> [EXERCISE INPUTS]:
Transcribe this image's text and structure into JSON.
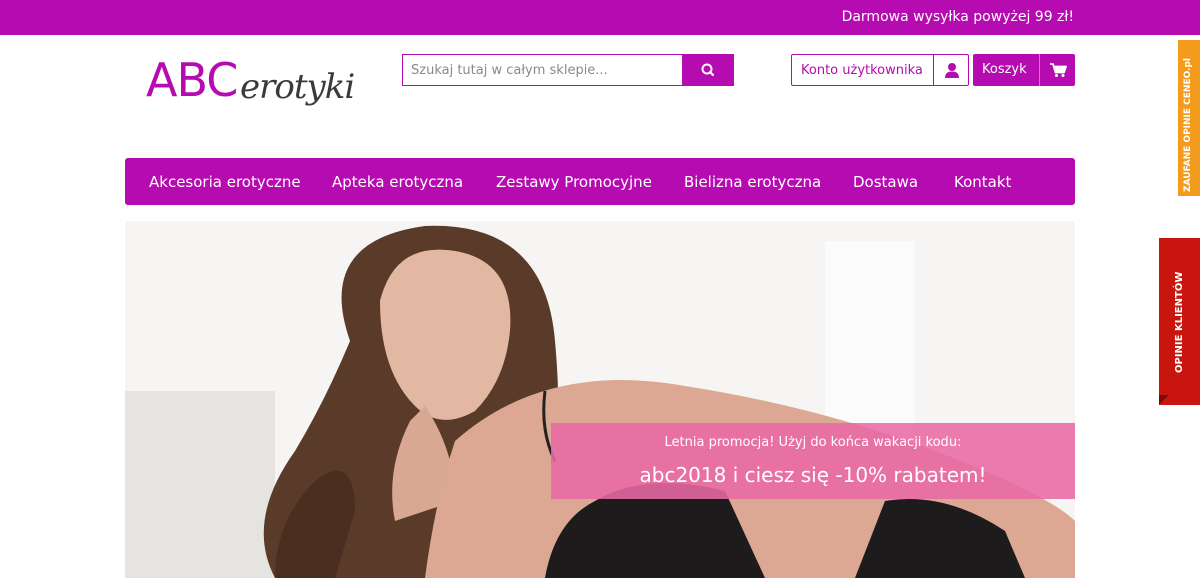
{
  "topbar": {
    "shipping_text": "Darmowa wysyłka powyżej 99 zł!"
  },
  "logo": {
    "part1": "ABC",
    "part2": "erotyki"
  },
  "search": {
    "placeholder": "Szukaj tutaj w całym sklepie..."
  },
  "account": {
    "label": "Konto użytkownika",
    "icon": "user-icon"
  },
  "cart": {
    "label": "Koszyk",
    "icon": "cart-icon"
  },
  "nav": {
    "items": [
      {
        "label": "Akcesoria erotyczne"
      },
      {
        "label": "Apteka erotyczna"
      },
      {
        "label": "Zestawy Promocyjne"
      },
      {
        "label": "Bielizna erotyczna"
      },
      {
        "label": "Dostawa"
      },
      {
        "label": "Kontakt"
      }
    ]
  },
  "hero": {
    "promo_line1": "Letnia promocja! Użyj do końca wakacji kodu:",
    "promo_line2": "abc2018 i ciesz się -10% rabatem!"
  },
  "side_tabs": {
    "zaufane": "ZAUFANE OPINIE CENEO.pl",
    "opinie": "OPINIE KLIENTÓW"
  },
  "colors": {
    "brand": "#b60bb0",
    "promo": "#e969a5",
    "ceneo": "#f29b1d",
    "opinie": "#c8160f"
  }
}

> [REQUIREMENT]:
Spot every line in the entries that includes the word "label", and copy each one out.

> [TASK SOLUTION]:
    "label": "Konto użytkownika",
    "label": "Koszyk",
        "label": "Akcesoria erotyczne"
        "label": "Apteka erotyczna"
        "label": "Zestawy Promocyjne"
        "label": "Bielizna erotyczna"
        "label": "Dostawa"
        "label": "Kontakt"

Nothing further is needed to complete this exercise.